The conclusion of bilateral free trade agreement (FTA) talks between Vietnam and South Korea is an opportunity for the Southeast Asian country to ship goods to the Korean market and increase its export revenue, an official from the Vietnamese Ministry of Industry and Trade has said.
Under the trade pact, South Korea will for the first time open its doors for many Vietnamese export commodities such as garlic, ginger, honeybees and shrimp, Le An Hai, deputy head of the ministry’s Asian Market Agency, told Tuoi Tre (Youth) newspaper in an interview published Thursday.
The finalization of the FTA negotiations is the most significant success of Vietnamese Prime Minister Nguyen Tan Dung’s three-day visit to the East Asian country, which wrapped up on Friday, Deputy Foreign Minister Dang Minh Khoi told reporters last week.
The deal will make it easier for Vietnamese goods to enter South Korea, helping to take two-way trade to US$70 billion by 2020 and providing impetus for Korean investment in Vietnam, the deputy minister was quoted by the Vietnam News Agency as saying.
Vietnam and South Korea are slated to conclude talks on other technical issues and are likely to sign the trade pact in early 2015, Hai, from the trade ministry, said.

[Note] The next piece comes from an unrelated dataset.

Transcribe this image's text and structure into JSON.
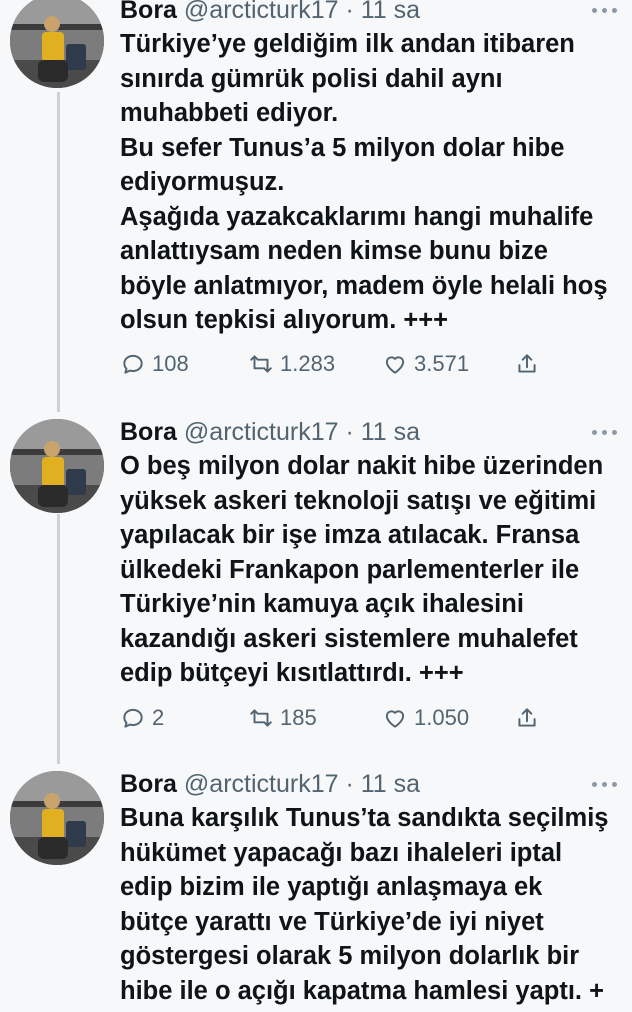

South Korea will cover 96.48 percent of imports from Vietnam under trade liberalization, whereas the Southeast Asian country will apply the framework to 92.75 percent of the total shipments from the East Asian country, the official said.
Trade liberalization is the removal of or reduction in the trade practices that thwart the free flow of goods and services from one nation to another. It includes dismantling tariffs such as duties, surcharges and export subsidies, as well as nontariff barriers like licensing regulations, quotas and arbitrary standards.
Vietnamese exports to South Korea will be subject to lower taxes than other countries that have not signed a free trade agreement with Seoul, Hai said.
Commodities such as agriculture and seafood products, textiles and garments, footwear and furniture will have a better chance to enter the South Korean market, Hai said.
“This is a huge opportunity for Vietnamese businesses to grab a greater market share,” he said. “Of course, the preparations and efforts of the Vietnamese exporters also matter.”
Many Vietnamese businesses have in fact failed to send their goods to South Korea thanks to technical barriers, instead of tax issues.
The FTA will create a dialogue mechanism between the two countries to minimize the number of such technical barriers.
“The two countries will have talks to work out solutions to problems regarding food safety standards or technical barriers,” he elaborated.
Asked if the FTA will widen Vietnam’s trade deficit with South Korea, Hai said this will happen, but is not an issue.
“Most of the imports are used to serve investment and manufacturing purposes, while consumer goods only account for a mere six percent of the total shipments,” he said.
“We only import necessary products and those that cannot be manufactured in Vietnam.”